The warship has been designed to operate “an assortment of fixed-wing and rotary aircraft”. It will be carrying the Russian-made MiG-29K fighter jet, Kamov-31 early warning helicopters, the indigenously manufactured Advanced Light Helicopters and the MH-60R multirole helicopter made by the American defence major Lockheed Martin, according to the Indian Navy.

The warship will offer an “incomparable military instrument with its ability to project Air Power over long distances, including Air Interdiction, Anti-Surface Warfare, offensive and defensive Counter-Air, Airborne Anti-Submarine Warfare and Airborne Early Warning”, it said.

Why Is It Named INS Vikrant?

INS Vikrant was India’s first aircraft carrier, which it acquired from the United Kingdom in 1961. It played a key role in the 1971 war with Pakistan which led to the creation of Bangladesh.

The original Vikrant was deployed in the Bay of Bengal, and its two air squadrons of Sea Hawk fighter jets and Alize surveillance aircraft were used in strikes on ports, merchant ships, and other targets, and to prevent Pakistani forces from escaping through maritime routes, according to a report in The Indian Express.

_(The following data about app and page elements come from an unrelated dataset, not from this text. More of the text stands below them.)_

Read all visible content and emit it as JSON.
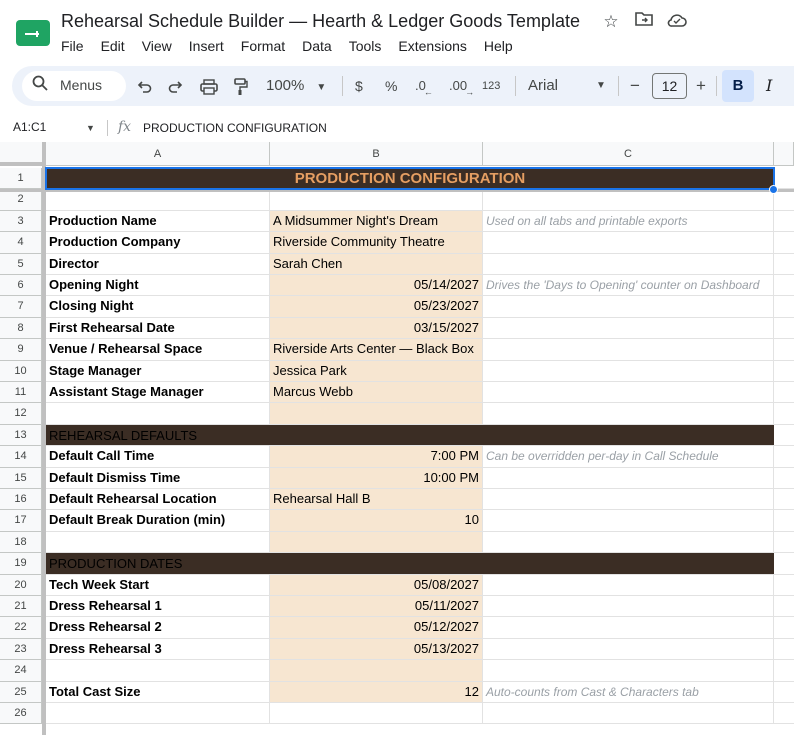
{
  "window": {
    "title": "Rehearsal Schedule Builder — Hearth & Ledger Goods Template",
    "menus": [
      "File",
      "Edit",
      "View",
      "Insert",
      "Format",
      "Data",
      "Tools",
      "Extensions",
      "Help"
    ]
  },
  "toolbar": {
    "search_label": "Menus",
    "zoom": "100%",
    "currency": "$",
    "percent": "%",
    "decrease_decimals": ".0",
    "increase_decimals": ".00",
    "number_format": "123",
    "font": "Arial",
    "font_size": "12",
    "minus": "−",
    "plus": "+",
    "bold": "B",
    "italic": "I"
  },
  "formula_bar": {
    "name_box": "A1:C1",
    "fx": "fx",
    "value": "PRODUCTION CONFIGURATION"
  },
  "columns": [
    "A",
    "B",
    "C"
  ],
  "rows": [
    {
      "n": "1",
      "kind": "title",
      "a": "PRODUCTION CONFIGURATION"
    },
    {
      "n": "2",
      "kind": "blank"
    },
    {
      "n": "3",
      "kind": "field",
      "a": "Production Name",
      "b": "A Midsummer Night's Dream",
      "align": "left",
      "c": "Used on all tabs and printable exports"
    },
    {
      "n": "4",
      "kind": "field",
      "a": "Production Company",
      "b": "Riverside Community Theatre",
      "align": "left",
      "c": ""
    },
    {
      "n": "5",
      "kind": "field",
      "a": "Director",
      "b": "Sarah Chen",
      "align": "left",
      "c": ""
    },
    {
      "n": "6",
      "kind": "field",
      "a": "Opening Night",
      "b": "05/14/2027",
      "align": "right",
      "c": "Drives the 'Days to Opening' counter on Dashboard"
    },
    {
      "n": "7",
      "kind": "field",
      "a": "Closing Night",
      "b": "05/23/2027",
      "align": "right",
      "c": ""
    },
    {
      "n": "8",
      "kind": "field",
      "a": "First Rehearsal Date",
      "b": "03/15/2027",
      "align": "right",
      "c": ""
    },
    {
      "n": "9",
      "kind": "field",
      "a": "Venue / Rehearsal Space",
      "b": "Riverside Arts Center — Black Box",
      "align": "left",
      "c": ""
    },
    {
      "n": "10",
      "kind": "field",
      "a": "Stage Manager",
      "b": "Jessica Park",
      "align": "left",
      "c": ""
    },
    {
      "n": "11",
      "kind": "field",
      "a": "Assistant Stage Manager",
      "b": "Marcus Webb",
      "align": "left",
      "c": ""
    },
    {
      "n": "12",
      "kind": "empty-field"
    },
    {
      "n": "13",
      "kind": "section",
      "a": "REHEARSAL DEFAULTS"
    },
    {
      "n": "14",
      "kind": "field",
      "a": "Default Call Time",
      "b": "7:00 PM",
      "align": "right",
      "c": "Can be overridden per-day in Call Schedule"
    },
    {
      "n": "15",
      "kind": "field",
      "a": "Default Dismiss Time",
      "b": "10:00 PM",
      "align": "right",
      "c": ""
    },
    {
      "n": "16",
      "kind": "field",
      "a": "Default Rehearsal Location",
      "b": "Rehearsal Hall B",
      "align": "left",
      "c": ""
    },
    {
      "n": "17",
      "kind": "field",
      "a": "Default Break Duration (min)",
      "b": "10",
      "align": "right",
      "c": ""
    },
    {
      "n": "18",
      "kind": "empty-field"
    },
    {
      "n": "19",
      "kind": "section",
      "a": "PRODUCTION DATES"
    },
    {
      "n": "20",
      "kind": "field",
      "a": "Tech Week Start",
      "b": "05/08/2027",
      "align": "right",
      "c": ""
    },
    {
      "n": "21",
      "kind": "field",
      "a": "Dress Rehearsal 1",
      "b": "05/11/2027",
      "align": "right",
      "c": ""
    },
    {
      "n": "22",
      "kind": "field",
      "a": "Dress Rehearsal 2",
      "b": "05/12/2027",
      "align": "right",
      "c": ""
    },
    {
      "n": "23",
      "kind": "field",
      "a": "Dress Rehearsal 3",
      "b": "05/13/2027",
      "align": "right",
      "c": ""
    },
    {
      "n": "24",
      "kind": "empty-field"
    },
    {
      "n": "25",
      "kind": "field",
      "a": "Total Cast Size",
      "b": "12",
      "align": "right",
      "c": "Auto-counts from Cast & Characters tab"
    },
    {
      "n": "26",
      "kind": "blank"
    }
  ],
  "colors": {
    "section_bg": "#3b2d24",
    "title_text": "#e59e62",
    "input_bg": "#f7e6d1",
    "note_text": "#9aa0a6",
    "selection": "#1a73e8"
  }
}
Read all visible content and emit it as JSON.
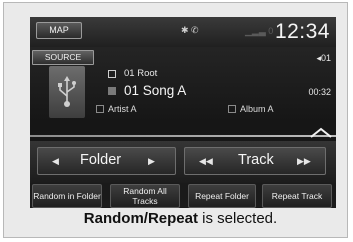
{
  "status_bar": {
    "map_label": "MAP",
    "clock": "12:34"
  },
  "source": {
    "button_label": "SOURCE",
    "track_number": "01"
  },
  "now_playing": {
    "folder": "01 Root",
    "song": "01 Song A",
    "elapsed": "00:32",
    "artist": "Artist A",
    "album": "Album A"
  },
  "nav": {
    "folder_label": "Folder",
    "track_label": "Track"
  },
  "modes": [
    {
      "label": "Random in Folder"
    },
    {
      "label": "Random All Tracks"
    },
    {
      "label": "Repeat Folder"
    },
    {
      "label": "Repeat Track"
    }
  ],
  "caption": {
    "bold": "Random/Repeat",
    "rest": " is selected."
  },
  "icons": {
    "status": "bluetooth-and-phone-icons",
    "usb": "usb-icon",
    "folder": "folder-icon",
    "song": "music-note-icon",
    "artist": "artist-icon",
    "album": "album-icon"
  }
}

It was decommissioned in 1997. Now India’s first homemade aircraft carrier will carry the name of her illustrious predecessor.

Does India Have Other Aircraft Carriers?

The Indian Navy has only one operational aircraft carrier at present – the INS Vikramaditya. It served in the erstwhile Soviet and, then the Russian navy as Admiral Gorshkov before being inducted by India in 2013.

The country’s two earlier carriers, INS Vikrant and INS Viraat, were originally the British-built HMS Hercules and HMS Hermes before being commissioned into the Navy in 1961 and 1987 respectively.